Economists do it with models


Economic models | Big questions and big numbers |

But the policymakers who swallow these simulations have little way of knowing what is driving the results: is it deep theory, solid data, or arbitrary pruning? Sometimes the model-maker himself does not know.

I once had to use some I/O modeling software to assess the economic impacts of a particular program. Actually, I was revising the numbers so that they could be compared to the estimated impacts of a similar program in a different year. I had no idea how to use the software, and the user’s manual was thicker than my attention span would allow. So my tactic was to replicate the results of the old estimation, which I hadn’t done, then apply the same procedure to the new data. So far, so good.

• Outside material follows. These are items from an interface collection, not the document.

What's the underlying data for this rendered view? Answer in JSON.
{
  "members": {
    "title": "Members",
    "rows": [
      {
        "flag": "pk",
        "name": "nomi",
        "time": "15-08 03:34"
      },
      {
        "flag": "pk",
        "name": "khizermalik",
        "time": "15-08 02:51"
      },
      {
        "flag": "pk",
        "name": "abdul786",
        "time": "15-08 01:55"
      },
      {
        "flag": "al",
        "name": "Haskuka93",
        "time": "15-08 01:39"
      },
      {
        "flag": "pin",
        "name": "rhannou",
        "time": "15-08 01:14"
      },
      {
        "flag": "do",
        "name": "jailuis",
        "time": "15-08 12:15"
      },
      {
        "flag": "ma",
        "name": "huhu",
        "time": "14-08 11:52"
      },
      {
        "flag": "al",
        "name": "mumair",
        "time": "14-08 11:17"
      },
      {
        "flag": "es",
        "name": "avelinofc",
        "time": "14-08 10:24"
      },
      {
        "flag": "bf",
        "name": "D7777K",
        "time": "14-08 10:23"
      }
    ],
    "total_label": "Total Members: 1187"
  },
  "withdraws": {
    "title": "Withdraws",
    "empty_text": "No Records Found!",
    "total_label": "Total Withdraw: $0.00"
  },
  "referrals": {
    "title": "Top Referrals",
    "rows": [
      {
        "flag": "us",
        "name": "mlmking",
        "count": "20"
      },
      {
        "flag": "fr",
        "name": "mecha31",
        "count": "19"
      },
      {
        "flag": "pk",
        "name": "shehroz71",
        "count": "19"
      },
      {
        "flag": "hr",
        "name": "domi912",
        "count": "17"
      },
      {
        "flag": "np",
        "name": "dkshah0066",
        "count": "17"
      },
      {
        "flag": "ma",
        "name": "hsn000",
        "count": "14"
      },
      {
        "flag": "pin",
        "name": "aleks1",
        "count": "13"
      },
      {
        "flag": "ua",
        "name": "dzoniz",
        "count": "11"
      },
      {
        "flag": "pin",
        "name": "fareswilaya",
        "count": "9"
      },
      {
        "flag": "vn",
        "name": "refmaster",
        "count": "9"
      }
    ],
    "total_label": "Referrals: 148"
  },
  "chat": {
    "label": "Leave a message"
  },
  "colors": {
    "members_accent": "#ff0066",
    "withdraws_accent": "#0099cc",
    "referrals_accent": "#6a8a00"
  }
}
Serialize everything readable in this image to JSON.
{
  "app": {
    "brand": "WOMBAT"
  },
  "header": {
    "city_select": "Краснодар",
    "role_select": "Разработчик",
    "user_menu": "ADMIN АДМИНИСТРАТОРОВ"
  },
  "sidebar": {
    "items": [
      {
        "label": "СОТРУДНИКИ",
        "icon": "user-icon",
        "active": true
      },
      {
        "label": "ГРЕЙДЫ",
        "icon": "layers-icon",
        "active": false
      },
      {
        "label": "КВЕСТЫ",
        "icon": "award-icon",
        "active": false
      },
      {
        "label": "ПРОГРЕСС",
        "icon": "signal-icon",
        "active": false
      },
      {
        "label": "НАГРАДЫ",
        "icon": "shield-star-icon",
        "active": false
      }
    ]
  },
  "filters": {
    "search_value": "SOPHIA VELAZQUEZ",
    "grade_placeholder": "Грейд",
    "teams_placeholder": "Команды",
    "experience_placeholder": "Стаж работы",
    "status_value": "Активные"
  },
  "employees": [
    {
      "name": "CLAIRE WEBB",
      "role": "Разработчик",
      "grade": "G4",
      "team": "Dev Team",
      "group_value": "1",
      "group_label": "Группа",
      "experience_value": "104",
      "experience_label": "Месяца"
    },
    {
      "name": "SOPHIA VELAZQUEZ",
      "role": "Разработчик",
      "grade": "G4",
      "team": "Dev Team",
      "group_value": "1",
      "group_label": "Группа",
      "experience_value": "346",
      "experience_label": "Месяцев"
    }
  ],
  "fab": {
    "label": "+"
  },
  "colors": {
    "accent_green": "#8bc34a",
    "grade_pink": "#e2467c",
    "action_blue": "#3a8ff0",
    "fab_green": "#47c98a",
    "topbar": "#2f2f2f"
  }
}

But when a paper containing these results was submitted to a journal and peer-reviewed, there was uncertainty about whether the initial procedure was correct — does this number already include that number?, are these assumptions about different economic sectors correct? Nervous, I now pored through the user manual (anxiety can heighten my attention span), trying to connect the basic mathematics to the actual inner-workings of the software. In the end, I think I found the correct interpretation of results, although the model still contained arbitrary assumptions. Worse, to eliminate those assumptions, I would have had to make an entire host of new, more arbitrary assumptions that would have made the model seem more comprehensive, but would, in my mind, have also made it even less accurate.

And I have (some) experience with this kind of thing. Imagine a legislator with a business background making important decisions on the basis of these kinds of models. And if the experts disagree, what good is deference to expertise?


%d bloggers like this: